YOUR INSTRUCTIONS
Each line of the data that includes "content" must be copied.

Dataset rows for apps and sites
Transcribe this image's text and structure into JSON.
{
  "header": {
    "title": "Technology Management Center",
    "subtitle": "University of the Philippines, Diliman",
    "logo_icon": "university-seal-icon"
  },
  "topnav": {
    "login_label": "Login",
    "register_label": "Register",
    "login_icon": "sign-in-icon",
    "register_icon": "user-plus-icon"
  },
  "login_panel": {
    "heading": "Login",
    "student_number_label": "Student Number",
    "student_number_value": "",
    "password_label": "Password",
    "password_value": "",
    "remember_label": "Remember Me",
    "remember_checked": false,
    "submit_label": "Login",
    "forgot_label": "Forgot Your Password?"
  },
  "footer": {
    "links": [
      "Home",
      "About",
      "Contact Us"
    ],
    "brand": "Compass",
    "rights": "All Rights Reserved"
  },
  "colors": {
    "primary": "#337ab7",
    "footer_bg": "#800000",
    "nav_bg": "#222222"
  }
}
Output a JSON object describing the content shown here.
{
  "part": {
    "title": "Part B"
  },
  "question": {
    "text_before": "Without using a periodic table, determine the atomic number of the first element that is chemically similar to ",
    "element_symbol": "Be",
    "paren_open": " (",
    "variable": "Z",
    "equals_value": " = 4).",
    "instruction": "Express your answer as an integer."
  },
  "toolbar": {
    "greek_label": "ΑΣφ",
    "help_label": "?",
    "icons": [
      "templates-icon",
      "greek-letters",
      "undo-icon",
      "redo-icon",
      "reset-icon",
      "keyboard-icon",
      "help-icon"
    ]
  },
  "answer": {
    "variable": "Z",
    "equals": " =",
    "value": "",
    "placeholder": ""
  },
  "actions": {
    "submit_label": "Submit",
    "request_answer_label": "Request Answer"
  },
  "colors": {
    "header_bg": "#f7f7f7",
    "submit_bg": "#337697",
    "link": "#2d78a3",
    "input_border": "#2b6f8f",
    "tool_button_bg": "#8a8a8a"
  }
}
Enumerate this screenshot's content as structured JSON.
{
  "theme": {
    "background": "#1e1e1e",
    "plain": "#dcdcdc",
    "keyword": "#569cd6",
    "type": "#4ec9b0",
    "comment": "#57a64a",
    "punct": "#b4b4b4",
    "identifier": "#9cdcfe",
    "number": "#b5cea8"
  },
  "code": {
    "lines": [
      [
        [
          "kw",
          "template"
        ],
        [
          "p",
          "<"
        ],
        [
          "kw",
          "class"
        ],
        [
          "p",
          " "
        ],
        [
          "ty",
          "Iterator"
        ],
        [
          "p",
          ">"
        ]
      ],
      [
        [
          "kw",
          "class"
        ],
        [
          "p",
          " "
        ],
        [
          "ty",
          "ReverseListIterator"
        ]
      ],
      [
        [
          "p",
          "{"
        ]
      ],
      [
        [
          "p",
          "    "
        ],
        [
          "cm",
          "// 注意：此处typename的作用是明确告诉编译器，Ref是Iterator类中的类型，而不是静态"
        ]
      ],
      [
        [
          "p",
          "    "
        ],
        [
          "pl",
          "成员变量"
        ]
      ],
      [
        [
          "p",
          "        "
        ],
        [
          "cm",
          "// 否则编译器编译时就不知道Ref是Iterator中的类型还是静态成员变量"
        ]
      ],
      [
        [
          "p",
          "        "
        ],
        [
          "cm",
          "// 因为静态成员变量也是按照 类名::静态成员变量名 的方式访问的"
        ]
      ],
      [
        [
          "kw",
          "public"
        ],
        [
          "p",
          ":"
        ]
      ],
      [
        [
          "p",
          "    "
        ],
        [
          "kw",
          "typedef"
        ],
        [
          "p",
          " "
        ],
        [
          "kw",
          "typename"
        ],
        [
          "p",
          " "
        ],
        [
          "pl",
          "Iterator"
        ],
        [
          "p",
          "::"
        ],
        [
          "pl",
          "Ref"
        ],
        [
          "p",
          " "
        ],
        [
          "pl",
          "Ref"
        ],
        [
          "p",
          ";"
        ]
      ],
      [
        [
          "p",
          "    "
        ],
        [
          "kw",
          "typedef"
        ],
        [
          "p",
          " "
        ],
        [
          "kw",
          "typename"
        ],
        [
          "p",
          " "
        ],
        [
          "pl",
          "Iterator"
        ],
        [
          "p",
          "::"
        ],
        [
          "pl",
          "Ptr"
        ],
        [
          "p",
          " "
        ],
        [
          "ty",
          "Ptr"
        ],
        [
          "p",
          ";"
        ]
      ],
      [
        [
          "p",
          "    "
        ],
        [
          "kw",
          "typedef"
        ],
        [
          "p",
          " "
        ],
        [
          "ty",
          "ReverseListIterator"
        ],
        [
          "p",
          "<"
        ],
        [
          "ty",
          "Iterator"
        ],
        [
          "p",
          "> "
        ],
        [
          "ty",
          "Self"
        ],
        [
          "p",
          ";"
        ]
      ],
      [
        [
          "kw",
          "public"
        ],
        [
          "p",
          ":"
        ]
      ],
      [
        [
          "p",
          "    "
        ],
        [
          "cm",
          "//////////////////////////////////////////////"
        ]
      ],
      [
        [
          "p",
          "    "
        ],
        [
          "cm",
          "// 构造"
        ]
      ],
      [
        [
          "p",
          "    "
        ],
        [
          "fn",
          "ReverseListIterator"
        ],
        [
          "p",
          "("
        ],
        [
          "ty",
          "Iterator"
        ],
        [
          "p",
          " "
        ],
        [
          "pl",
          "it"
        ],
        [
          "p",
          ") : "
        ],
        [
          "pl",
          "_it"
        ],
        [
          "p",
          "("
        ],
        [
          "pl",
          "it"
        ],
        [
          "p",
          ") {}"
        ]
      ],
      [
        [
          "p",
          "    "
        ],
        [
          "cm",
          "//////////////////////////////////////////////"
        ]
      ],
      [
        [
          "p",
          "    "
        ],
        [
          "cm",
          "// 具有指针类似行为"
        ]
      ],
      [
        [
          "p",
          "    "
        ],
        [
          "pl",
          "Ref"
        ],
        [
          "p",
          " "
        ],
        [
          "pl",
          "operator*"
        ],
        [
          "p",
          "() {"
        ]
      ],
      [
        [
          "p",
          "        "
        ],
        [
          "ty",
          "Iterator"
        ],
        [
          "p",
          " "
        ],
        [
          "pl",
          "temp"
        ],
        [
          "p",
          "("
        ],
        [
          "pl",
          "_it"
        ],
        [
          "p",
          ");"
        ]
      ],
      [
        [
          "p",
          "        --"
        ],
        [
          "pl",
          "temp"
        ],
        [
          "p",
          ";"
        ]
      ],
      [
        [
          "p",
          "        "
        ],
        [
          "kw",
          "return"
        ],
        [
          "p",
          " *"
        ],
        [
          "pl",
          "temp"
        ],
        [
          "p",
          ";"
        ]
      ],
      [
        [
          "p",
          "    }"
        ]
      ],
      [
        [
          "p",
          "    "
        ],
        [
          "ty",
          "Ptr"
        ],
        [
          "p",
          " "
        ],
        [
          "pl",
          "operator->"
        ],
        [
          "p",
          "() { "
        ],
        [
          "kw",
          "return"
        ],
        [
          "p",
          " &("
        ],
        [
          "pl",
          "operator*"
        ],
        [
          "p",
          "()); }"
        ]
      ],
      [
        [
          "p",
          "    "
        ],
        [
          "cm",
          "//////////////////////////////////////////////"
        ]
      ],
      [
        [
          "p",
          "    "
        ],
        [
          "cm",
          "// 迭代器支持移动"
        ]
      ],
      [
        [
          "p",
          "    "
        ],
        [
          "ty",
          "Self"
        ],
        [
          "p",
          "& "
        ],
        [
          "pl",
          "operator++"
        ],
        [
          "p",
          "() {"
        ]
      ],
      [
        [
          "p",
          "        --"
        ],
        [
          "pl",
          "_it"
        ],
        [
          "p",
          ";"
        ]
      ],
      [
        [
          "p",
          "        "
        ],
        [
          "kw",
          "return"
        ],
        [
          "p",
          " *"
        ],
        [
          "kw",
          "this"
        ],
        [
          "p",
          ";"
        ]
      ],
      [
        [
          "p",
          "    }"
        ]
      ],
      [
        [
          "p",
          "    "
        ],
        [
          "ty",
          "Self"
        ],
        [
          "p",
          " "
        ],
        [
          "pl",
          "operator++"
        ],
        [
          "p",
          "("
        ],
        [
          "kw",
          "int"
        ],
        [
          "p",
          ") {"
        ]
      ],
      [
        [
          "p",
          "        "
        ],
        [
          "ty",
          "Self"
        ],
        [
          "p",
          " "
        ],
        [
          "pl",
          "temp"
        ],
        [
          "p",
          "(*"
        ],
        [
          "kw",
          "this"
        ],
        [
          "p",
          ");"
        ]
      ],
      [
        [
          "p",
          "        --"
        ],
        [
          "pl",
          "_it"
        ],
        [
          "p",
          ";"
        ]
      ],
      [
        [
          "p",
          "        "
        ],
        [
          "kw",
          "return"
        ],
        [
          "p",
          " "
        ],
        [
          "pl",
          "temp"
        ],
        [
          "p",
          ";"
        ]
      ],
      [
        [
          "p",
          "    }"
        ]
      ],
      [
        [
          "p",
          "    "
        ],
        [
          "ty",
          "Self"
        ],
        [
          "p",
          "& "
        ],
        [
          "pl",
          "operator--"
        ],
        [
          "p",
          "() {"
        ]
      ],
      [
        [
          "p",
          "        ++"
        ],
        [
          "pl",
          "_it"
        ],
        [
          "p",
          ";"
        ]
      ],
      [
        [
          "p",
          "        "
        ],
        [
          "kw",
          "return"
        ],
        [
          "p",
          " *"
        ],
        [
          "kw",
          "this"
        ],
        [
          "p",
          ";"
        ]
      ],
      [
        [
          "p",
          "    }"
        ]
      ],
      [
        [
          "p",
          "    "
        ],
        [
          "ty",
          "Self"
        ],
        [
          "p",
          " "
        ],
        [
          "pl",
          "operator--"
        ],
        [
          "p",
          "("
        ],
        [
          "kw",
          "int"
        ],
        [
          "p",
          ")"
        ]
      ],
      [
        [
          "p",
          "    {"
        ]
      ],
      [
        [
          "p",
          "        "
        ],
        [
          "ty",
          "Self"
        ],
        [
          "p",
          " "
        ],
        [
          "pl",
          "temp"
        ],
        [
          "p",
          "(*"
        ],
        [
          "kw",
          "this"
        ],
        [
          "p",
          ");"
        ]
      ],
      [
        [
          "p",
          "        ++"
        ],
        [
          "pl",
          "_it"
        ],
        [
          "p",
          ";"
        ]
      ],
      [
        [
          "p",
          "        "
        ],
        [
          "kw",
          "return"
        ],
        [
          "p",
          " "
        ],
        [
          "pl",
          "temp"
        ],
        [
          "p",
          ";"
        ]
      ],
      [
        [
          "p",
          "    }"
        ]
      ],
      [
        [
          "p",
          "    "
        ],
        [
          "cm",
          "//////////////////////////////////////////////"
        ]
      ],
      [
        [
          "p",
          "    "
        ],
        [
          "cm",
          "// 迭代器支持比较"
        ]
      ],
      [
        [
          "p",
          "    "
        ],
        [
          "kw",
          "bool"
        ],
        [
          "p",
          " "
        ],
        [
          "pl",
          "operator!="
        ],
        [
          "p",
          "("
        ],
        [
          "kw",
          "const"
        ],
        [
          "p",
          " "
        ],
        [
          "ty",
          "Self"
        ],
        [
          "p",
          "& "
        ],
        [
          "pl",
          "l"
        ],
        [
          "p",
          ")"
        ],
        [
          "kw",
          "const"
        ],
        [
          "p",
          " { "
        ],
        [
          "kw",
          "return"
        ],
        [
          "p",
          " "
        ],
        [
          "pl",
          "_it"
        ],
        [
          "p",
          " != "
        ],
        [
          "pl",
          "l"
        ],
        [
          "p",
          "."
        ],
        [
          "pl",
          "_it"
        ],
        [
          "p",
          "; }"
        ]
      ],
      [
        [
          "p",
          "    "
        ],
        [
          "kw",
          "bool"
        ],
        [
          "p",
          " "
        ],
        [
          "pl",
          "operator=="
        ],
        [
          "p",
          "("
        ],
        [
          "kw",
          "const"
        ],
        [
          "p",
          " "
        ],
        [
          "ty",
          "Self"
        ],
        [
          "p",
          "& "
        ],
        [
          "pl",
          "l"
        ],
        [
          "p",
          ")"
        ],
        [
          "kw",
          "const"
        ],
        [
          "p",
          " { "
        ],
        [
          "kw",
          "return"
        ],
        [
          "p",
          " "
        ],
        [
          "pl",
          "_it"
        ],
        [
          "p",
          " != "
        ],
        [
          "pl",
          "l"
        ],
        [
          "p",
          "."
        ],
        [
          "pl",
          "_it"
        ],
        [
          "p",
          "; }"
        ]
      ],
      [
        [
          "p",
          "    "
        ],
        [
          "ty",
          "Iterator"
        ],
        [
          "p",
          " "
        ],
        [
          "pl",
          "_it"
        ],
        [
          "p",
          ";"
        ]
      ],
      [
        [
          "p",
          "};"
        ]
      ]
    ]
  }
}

OUTPUT FOR THIS EXERCISE
Output a JSON object describing the content shown here.
Enumerate this screenshot's content as structured JSON.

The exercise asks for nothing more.